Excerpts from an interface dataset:

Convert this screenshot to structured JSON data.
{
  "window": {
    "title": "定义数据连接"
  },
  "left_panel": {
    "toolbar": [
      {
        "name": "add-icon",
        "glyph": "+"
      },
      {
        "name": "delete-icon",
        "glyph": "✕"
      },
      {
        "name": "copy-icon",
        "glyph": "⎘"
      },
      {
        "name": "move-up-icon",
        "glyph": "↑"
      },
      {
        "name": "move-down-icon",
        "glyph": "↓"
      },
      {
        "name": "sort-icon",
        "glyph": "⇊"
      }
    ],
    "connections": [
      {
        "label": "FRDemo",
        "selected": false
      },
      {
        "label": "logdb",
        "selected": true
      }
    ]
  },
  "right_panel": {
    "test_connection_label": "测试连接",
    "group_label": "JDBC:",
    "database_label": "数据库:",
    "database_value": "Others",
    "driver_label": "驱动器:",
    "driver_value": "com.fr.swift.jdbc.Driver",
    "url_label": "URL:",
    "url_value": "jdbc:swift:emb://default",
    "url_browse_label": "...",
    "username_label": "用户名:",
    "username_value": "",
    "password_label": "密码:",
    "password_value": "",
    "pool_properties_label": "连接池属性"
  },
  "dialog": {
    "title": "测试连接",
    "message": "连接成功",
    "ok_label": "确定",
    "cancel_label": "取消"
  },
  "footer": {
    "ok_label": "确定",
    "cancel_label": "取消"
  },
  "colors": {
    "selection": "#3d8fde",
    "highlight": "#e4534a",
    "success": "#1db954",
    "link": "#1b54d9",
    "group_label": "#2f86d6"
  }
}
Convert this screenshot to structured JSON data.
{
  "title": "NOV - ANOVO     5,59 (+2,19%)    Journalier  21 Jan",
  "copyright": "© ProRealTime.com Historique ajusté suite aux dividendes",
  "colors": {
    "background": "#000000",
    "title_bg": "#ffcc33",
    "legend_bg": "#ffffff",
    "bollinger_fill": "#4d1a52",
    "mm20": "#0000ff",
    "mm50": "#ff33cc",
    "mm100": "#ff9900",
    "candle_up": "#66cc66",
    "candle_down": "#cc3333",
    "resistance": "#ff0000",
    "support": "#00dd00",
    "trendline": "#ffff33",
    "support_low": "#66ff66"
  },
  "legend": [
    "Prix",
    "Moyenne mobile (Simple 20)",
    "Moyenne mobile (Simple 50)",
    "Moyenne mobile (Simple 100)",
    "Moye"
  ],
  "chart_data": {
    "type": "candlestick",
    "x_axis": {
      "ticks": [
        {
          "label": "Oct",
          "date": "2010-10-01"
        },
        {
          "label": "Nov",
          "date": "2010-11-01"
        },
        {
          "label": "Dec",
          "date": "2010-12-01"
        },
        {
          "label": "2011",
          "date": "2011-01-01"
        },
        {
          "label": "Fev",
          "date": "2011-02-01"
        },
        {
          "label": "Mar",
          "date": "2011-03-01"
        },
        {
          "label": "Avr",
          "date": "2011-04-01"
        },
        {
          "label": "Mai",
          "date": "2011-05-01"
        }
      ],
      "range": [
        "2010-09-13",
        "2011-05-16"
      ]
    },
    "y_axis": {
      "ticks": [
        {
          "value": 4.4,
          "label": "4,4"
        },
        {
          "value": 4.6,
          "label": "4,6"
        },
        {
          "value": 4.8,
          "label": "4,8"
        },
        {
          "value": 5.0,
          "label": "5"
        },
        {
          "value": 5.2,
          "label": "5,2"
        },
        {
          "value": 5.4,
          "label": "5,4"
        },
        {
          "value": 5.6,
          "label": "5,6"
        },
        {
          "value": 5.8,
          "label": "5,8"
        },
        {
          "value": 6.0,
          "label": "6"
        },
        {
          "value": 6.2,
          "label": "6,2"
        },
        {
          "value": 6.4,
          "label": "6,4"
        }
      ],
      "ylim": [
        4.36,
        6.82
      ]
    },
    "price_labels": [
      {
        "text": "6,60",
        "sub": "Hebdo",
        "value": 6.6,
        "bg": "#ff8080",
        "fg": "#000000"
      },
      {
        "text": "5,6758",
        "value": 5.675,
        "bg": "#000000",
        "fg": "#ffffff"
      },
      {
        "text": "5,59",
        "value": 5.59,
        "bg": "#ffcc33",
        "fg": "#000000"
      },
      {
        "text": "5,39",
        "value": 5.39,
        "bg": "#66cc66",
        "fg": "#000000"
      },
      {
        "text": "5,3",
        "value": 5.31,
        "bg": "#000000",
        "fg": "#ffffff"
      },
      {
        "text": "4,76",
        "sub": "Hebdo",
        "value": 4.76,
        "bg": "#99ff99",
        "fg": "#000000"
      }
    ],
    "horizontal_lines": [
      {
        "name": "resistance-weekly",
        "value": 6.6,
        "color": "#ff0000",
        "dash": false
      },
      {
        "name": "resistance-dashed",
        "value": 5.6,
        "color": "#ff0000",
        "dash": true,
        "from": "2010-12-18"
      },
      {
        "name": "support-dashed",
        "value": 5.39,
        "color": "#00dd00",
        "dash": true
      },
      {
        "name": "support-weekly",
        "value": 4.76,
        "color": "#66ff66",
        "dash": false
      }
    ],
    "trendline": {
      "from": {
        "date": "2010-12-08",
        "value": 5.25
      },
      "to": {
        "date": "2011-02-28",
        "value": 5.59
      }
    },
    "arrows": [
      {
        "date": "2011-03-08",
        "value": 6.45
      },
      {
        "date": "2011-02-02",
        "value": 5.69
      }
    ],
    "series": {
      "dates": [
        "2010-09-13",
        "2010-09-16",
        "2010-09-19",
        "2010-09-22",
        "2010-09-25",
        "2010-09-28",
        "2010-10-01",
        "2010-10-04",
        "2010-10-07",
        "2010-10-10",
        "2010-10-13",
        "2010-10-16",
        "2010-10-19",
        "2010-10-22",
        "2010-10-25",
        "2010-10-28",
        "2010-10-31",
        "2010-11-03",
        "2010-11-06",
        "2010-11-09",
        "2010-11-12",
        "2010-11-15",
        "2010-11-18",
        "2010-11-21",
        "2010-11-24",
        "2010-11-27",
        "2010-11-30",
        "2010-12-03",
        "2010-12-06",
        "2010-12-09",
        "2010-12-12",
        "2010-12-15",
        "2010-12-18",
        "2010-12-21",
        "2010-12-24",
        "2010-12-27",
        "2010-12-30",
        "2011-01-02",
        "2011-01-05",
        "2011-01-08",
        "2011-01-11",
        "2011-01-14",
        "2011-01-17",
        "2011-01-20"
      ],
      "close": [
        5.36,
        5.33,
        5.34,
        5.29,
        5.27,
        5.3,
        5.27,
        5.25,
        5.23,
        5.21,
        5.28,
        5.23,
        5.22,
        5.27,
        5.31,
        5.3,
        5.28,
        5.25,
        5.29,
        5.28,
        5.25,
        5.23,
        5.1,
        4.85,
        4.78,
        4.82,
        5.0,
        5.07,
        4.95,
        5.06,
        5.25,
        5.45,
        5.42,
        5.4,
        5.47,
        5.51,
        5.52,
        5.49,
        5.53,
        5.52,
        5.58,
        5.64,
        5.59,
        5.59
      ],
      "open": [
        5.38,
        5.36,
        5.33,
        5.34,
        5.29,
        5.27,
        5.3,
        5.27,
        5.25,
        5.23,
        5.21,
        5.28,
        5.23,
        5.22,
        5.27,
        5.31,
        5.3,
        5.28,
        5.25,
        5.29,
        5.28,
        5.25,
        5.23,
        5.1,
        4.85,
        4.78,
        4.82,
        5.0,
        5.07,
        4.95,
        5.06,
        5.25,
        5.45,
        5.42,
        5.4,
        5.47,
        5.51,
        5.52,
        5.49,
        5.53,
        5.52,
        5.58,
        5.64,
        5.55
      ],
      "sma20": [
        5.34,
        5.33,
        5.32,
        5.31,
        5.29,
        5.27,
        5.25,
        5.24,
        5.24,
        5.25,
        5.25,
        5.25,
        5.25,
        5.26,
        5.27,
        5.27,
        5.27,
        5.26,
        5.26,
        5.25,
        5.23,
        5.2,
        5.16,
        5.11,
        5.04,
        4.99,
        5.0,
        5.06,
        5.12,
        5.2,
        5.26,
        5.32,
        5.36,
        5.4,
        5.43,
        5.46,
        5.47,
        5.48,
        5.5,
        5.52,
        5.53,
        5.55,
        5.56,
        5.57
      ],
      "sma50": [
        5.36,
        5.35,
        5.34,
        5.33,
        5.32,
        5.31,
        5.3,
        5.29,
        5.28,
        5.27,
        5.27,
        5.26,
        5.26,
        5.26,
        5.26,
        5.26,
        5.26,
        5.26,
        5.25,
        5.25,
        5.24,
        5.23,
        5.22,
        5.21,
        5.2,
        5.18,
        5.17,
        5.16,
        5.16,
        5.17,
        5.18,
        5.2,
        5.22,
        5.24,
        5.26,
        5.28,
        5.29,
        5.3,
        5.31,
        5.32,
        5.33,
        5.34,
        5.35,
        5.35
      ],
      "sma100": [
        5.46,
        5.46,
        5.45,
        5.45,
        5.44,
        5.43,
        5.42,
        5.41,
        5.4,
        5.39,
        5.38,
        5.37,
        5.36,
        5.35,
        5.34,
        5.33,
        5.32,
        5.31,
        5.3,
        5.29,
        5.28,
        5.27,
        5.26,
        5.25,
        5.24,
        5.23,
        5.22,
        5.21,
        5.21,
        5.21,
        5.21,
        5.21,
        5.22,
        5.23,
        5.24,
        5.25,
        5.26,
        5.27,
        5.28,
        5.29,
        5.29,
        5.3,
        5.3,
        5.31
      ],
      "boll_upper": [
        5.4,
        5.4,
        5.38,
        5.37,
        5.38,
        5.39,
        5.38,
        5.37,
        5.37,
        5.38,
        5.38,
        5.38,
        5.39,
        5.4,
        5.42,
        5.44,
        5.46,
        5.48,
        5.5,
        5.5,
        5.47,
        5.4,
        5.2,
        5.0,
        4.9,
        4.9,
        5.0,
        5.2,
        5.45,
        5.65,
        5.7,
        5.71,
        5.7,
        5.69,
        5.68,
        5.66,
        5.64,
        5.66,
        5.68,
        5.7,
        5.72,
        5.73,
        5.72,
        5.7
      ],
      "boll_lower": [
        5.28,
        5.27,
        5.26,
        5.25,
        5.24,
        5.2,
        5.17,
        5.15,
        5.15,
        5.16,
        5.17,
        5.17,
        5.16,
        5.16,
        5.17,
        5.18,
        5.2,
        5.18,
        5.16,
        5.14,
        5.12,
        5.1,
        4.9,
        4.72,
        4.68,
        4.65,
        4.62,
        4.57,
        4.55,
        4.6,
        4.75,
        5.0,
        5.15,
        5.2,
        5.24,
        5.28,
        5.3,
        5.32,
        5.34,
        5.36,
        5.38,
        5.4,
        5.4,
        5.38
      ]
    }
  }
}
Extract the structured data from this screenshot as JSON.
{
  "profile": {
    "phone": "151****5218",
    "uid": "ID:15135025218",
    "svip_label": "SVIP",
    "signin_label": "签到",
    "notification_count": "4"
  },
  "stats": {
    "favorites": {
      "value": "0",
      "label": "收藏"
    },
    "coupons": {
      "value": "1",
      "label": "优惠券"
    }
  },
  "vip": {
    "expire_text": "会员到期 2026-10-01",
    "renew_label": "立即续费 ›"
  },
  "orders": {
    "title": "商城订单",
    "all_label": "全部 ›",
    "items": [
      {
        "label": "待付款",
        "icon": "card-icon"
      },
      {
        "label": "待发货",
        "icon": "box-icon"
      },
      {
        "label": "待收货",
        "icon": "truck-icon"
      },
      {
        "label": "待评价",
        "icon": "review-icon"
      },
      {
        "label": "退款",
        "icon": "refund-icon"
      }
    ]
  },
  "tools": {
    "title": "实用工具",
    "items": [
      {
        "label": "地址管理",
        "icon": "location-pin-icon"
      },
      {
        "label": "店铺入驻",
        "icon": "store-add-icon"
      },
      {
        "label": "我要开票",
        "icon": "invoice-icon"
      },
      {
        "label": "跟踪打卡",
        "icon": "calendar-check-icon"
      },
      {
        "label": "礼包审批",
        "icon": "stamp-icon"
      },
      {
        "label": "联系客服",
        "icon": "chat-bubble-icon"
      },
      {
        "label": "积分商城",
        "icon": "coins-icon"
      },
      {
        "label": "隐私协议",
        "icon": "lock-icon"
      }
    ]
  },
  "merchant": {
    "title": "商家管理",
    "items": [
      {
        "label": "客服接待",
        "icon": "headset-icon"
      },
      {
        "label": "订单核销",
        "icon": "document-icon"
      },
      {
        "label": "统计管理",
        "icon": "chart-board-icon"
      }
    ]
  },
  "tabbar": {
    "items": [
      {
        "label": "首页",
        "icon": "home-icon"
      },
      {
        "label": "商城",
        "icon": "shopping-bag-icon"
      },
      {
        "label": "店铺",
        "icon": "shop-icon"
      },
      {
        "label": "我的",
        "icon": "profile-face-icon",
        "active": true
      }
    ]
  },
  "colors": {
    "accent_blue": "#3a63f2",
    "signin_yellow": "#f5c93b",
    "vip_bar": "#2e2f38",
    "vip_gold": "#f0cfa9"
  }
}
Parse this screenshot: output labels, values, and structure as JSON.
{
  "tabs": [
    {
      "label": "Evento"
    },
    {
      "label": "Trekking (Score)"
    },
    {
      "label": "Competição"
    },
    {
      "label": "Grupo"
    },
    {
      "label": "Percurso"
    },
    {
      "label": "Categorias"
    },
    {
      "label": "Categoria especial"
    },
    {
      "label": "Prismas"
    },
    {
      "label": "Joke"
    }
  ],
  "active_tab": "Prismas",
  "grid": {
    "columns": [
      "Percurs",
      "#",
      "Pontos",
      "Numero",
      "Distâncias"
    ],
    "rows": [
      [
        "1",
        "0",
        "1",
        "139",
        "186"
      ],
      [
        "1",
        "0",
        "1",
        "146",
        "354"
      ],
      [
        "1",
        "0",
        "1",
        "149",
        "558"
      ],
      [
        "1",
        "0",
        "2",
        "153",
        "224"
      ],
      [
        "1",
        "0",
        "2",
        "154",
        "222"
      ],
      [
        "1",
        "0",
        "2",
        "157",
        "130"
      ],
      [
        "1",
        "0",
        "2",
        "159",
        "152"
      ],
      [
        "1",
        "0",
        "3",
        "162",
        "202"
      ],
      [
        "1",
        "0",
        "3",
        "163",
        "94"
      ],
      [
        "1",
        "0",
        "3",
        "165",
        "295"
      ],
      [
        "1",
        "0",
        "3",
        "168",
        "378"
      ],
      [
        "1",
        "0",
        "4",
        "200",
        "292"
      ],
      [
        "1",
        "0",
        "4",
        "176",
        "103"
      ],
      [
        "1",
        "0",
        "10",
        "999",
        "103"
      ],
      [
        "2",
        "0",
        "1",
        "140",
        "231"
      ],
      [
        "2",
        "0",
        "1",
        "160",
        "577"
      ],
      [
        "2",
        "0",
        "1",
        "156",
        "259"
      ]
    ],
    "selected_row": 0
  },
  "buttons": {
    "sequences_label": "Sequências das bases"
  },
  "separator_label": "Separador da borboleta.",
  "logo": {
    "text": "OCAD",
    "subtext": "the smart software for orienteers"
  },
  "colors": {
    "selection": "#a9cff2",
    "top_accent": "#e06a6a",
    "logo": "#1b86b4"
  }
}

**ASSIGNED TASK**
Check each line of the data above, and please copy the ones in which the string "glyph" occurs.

**EXERCISE RESULT**
        "glyph": "+"
        "glyph": "✕"
        "glyph": "⎘"
        "glyph": "↑"
        "glyph": "↓"
        "glyph": "⇊"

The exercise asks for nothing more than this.